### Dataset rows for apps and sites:
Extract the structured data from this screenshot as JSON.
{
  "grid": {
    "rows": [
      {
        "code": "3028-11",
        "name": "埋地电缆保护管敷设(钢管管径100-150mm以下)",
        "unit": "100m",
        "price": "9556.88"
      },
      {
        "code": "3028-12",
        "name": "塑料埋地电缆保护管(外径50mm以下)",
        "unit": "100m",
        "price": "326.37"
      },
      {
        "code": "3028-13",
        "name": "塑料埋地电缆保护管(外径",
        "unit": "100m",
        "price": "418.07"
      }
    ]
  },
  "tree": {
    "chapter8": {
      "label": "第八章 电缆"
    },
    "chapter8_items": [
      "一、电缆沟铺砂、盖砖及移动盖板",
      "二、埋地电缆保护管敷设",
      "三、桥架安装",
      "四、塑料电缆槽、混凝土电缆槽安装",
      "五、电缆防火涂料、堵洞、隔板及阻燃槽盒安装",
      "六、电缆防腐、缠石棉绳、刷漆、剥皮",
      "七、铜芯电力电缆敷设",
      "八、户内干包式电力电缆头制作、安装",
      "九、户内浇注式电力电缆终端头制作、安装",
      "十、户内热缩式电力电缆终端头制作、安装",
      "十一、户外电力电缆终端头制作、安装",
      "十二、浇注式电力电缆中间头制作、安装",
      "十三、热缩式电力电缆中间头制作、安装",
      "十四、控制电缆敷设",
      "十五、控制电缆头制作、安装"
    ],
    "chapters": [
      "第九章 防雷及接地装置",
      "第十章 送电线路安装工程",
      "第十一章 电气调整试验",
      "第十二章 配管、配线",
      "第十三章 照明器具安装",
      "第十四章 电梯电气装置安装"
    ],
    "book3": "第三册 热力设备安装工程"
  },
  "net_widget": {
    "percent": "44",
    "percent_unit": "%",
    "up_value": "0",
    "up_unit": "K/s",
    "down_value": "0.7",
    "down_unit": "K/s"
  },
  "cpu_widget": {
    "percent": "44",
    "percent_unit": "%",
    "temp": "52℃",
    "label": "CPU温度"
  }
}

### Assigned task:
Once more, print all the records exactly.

### Exercise response:
Extract the structured data from this screenshot as JSON.
{
  "grid": {
    "rows": [
      {
        "code": "3028-11",
        "name": "埋地电缆保护管敷设(钢管管径100-150mm以下)",
        "unit": "100m",
        "price": "9556.88"
      },
      {
        "code": "3028-12",
        "name": "塑料埋地电缆保护管(外径50mm以下)",
        "unit": "100m",
        "price": "326.37"
      },
      {
        "code": "3028-13",
        "name": "塑料埋地电缆保护管(外径",
        "unit": "100m",
        "price": "418.07"
      }
    ]
  },
  "tree": {
    "chapter8": {
      "label": "第八章 电缆"
    },
    "chapter8_items": [
      "一、电缆沟铺砂、盖砖及移动盖板",
      "二、埋地电缆保护管敷设",
      "三、桥架安装",
      "四、塑料电缆槽、混凝土电缆槽安装",
      "五、电缆防火涂料、堵洞、隔板及阻燃槽盒安装",
      "六、电缆防腐、缠石棉绳、刷漆、剥皮",
      "七、铜芯电力电缆敷设",
      "八、户内干包式电力电缆头制作、安装",
      "九、户内浇注式电力电缆终端头制作、安装",
      "十、户内热缩式电力电缆终端头制作、安装",
      "十一、户外电力电缆终端头制作、安装",
      "十二、浇注式电力电缆中间头制作、安装",
      "十三、热缩式电力电缆中间头制作、安装",
      "十四、控制电缆敷设",
      "十五、控制电缆头制作、安装"
    ],
    "chapters": [
      "第九章 防雷及接地装置",
      "第十章 送电线路安装工程",
      "第十一章 电气调整试验",
      "第十二章 配管、配线",
      "第十三章 照明器具安装",
      "第十四章 电梯电气装置安装"
    ],
    "book3": "第三册 热力设备安装工程"
  },
  "net_widget": {
    "percent": "44",
    "percent_unit": "%",
    "up_value": "0",
    "up_unit": "K/s",
    "down_value": "0.7",
    "down_unit": "K/s"
  },
  "cpu_widget": {
    "percent": "44",
    "percent_unit": "%",
    "temp": "52℃",
    "label": "CPU温度"
  }
}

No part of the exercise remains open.